I am not as interested in Amazon as you are - simply because they are, to me, a very large convenience store and I have never felt it necessary to obsess about any C-Store. I understand why you focus on them - and they are a relevant competitor but only (again, my opinion) because they are involved in so many aspects of so many peoples lives.

That being said, if Amazon truly wants to disrupt grocery retail, they need to think not about execution and “convenience” but about Customer Experience.

Who in their right mind would recreate ANYTHING about current grocery retail (except for those exceptions that tend to prove the rule - Dorothy Lane, Lunds & Byerlys, etc.)? It is unimaginative, relatively boring and setup to be a customer experience nightmare.

Here is what I would do - and to be fair Amazon has not asked my opinion…

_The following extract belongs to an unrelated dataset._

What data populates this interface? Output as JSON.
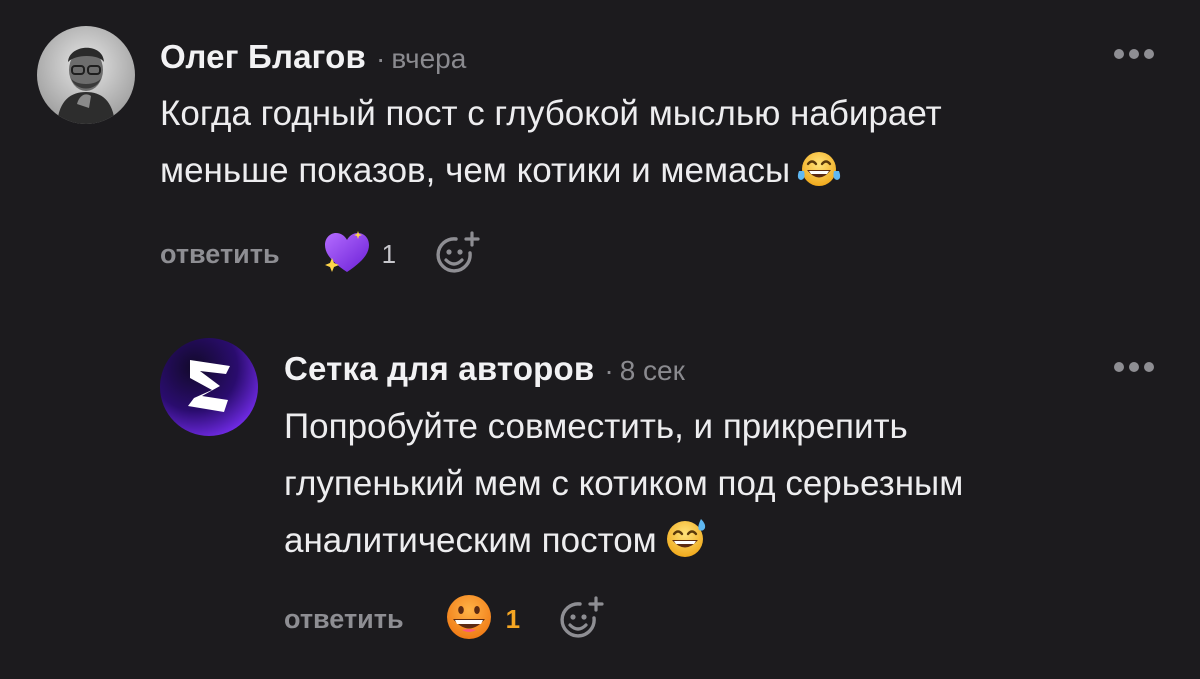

#1 - review the competition and delineate what great competitors do well - and why it works

Trader Joes - employee energy and enthusiasm

Costco - treasure hunt and a “better than” private brand program

Lunds & Byerlys - simply amazing prepared foods

Dorothy Lane - a sense of theater and commitment to service

Stew Leonards…

Central Market…

Retail X, Y, Z…

You get the idea.

#2 - review the great ideas from the supplier base (and some of these map to Amazon capabilities). Things like Destination Baby that P&G played around with - a perfect match for subscribe and save (they also played around in paper, household cleaning, etc. - categories where thinking is not always required) and could be kiosk driven within the proper environment.

#3 - reimagine the physical plant - using the above and ideas from great shopping experiences recast how a grocery store looks, feels and operates.

#4 - WWCD - What Would Croesus Do (or WWBGD or WWJBD - somebody rich that has all of the money they want) - use Disney Imagineering’s process to ideate the perfect environment to achieve the above (think about taking the behind the curtain “stuff” below ground as an example). Now make it fit into shopping patterns (think hub and spoke or a similar departure from the boring aisle with fresh perimeter) and customer experience that enhances impulse and desire (Drive Traffic, Drive Basket).

#5 - Build three or four MVP’s and test.

#6 - recalibrate and launch.

Some other things to throw in:

Regional differences - can there be a flex section to make the area around New Orleans feel like Bourbon Street or similar as well as fit into other areas of the country to celebrate what makes them interesting or unique.

Let go of the way things used to be - and try to avoid making stores that emulate the inside of a computer or warehouse…

Cabbage Patch Kids (or Stew Leonard’s) - increase demand by limiting supply. Make each trip a special occasion that can also serve as a regular stock-up trip (a lot to be learned from LFHI here…)

To me, it appears that the powers that be at Amazon said to themselves “how can we shove all of our technological expertise into a standard rectangular box and make it incredibly boring”. There is a play here - but it can’t be another rehash of yesterday.

If Andy Jassy reaches out, can I give him your contact info?